▶ _TASK INPUTS_
⁂
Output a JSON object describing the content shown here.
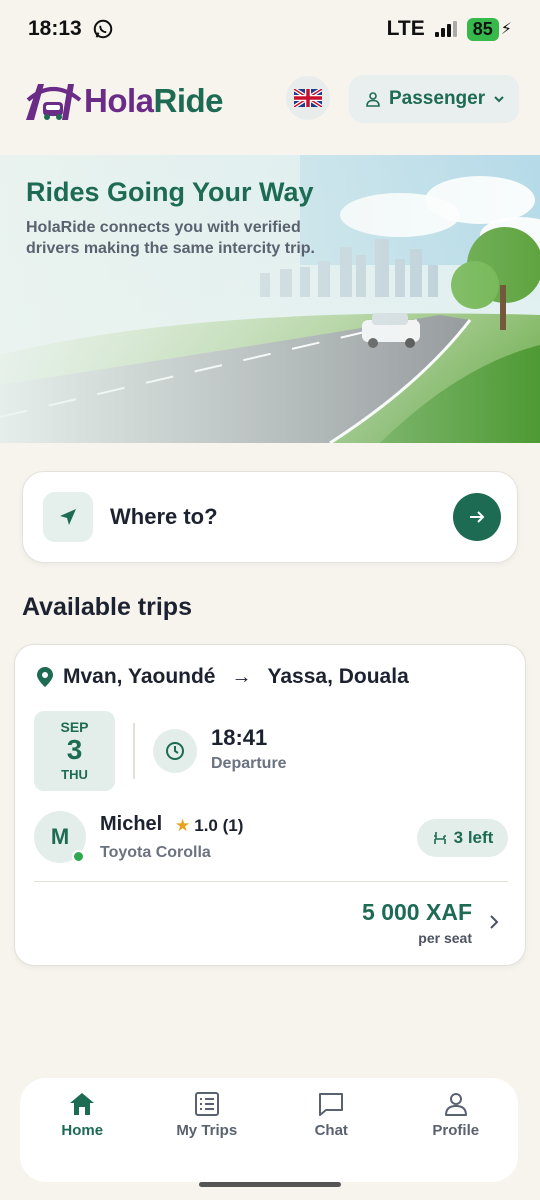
{
  "status_bar": {
    "time": "18:13",
    "network": "LTE",
    "battery": "85"
  },
  "header": {
    "logo_part1": "Hola",
    "logo_part2": "Ride",
    "language_flag": "uk-flag-icon",
    "role_label": "Passenger"
  },
  "hero": {
    "title": "Rides Going Your Way",
    "subtitle": "HolaRide connects you with verified drivers making the same intercity trip."
  },
  "search": {
    "placeholder": "Where to?"
  },
  "section": {
    "title": "Available trips"
  },
  "trip": {
    "from": "Mvan, Yaoundé",
    "arrow": "→",
    "to": "Yassa, Douala",
    "month": "SEP",
    "day": "3",
    "weekday": "THU",
    "time": "18:41",
    "time_label": "Departure",
    "driver_initial": "M",
    "driver_name": "Michel",
    "rating": "1.0 (1)",
    "car": "Toyota Corolla",
    "seats": "3 left",
    "price": "5 000 XAF",
    "price_unit": "per seat"
  },
  "nav": {
    "items": [
      {
        "label": "Home",
        "icon": "home-icon",
        "active": true
      },
      {
        "label": "My Trips",
        "icon": "list-icon",
        "active": false
      },
      {
        "label": "Chat",
        "icon": "chat-icon",
        "active": false
      },
      {
        "label": "Profile",
        "icon": "profile-icon",
        "active": false
      }
    ]
  },
  "colors": {
    "brand_green": "#1e6b53",
    "brand_purple": "#6a2c86",
    "background": "#f7f4ee",
    "battery_green": "#36b84a"
  }
}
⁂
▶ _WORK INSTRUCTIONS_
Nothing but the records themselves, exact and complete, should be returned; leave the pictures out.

▶ _RESPONSE BELOW_
Output a JSON object describing the content shown here.
{
  "status_bar": {
    "time": "18:13",
    "network": "LTE",
    "battery": "85"
  },
  "header": {
    "logo_part1": "Hola",
    "logo_part2": "Ride",
    "language_flag": "uk-flag-icon",
    "role_label": "Passenger"
  },
  "hero": {
    "title": "Rides Going Your Way",
    "subtitle": "HolaRide connects you with verified drivers making the same intercity trip."
  },
  "search": {
    "placeholder": "Where to?"
  },
  "section": {
    "title": "Available trips"
  },
  "trip": {
    "from": "Mvan, Yaoundé",
    "arrow": "→",
    "to": "Yassa, Douala",
    "month": "SEP",
    "day": "3",
    "weekday": "THU",
    "time": "18:41",
    "time_label": "Departure",
    "driver_initial": "M",
    "driver_name": "Michel",
    "rating": "1.0 (1)",
    "car": "Toyota Corolla",
    "seats": "3 left",
    "price": "5 000 XAF",
    "price_unit": "per seat"
  },
  "nav": {
    "items": [
      {
        "label": "Home",
        "icon": "home-icon",
        "active": true
      },
      {
        "label": "My Trips",
        "icon": "list-icon",
        "active": false
      },
      {
        "label": "Chat",
        "icon": "chat-icon",
        "active": false
      },
      {
        "label": "Profile",
        "icon": "profile-icon",
        "active": false
      }
    ]
  },
  "colors": {
    "brand_green": "#1e6b53",
    "brand_purple": "#6a2c86",
    "background": "#f7f4ee",
    "battery_green": "#36b84a"
  }
}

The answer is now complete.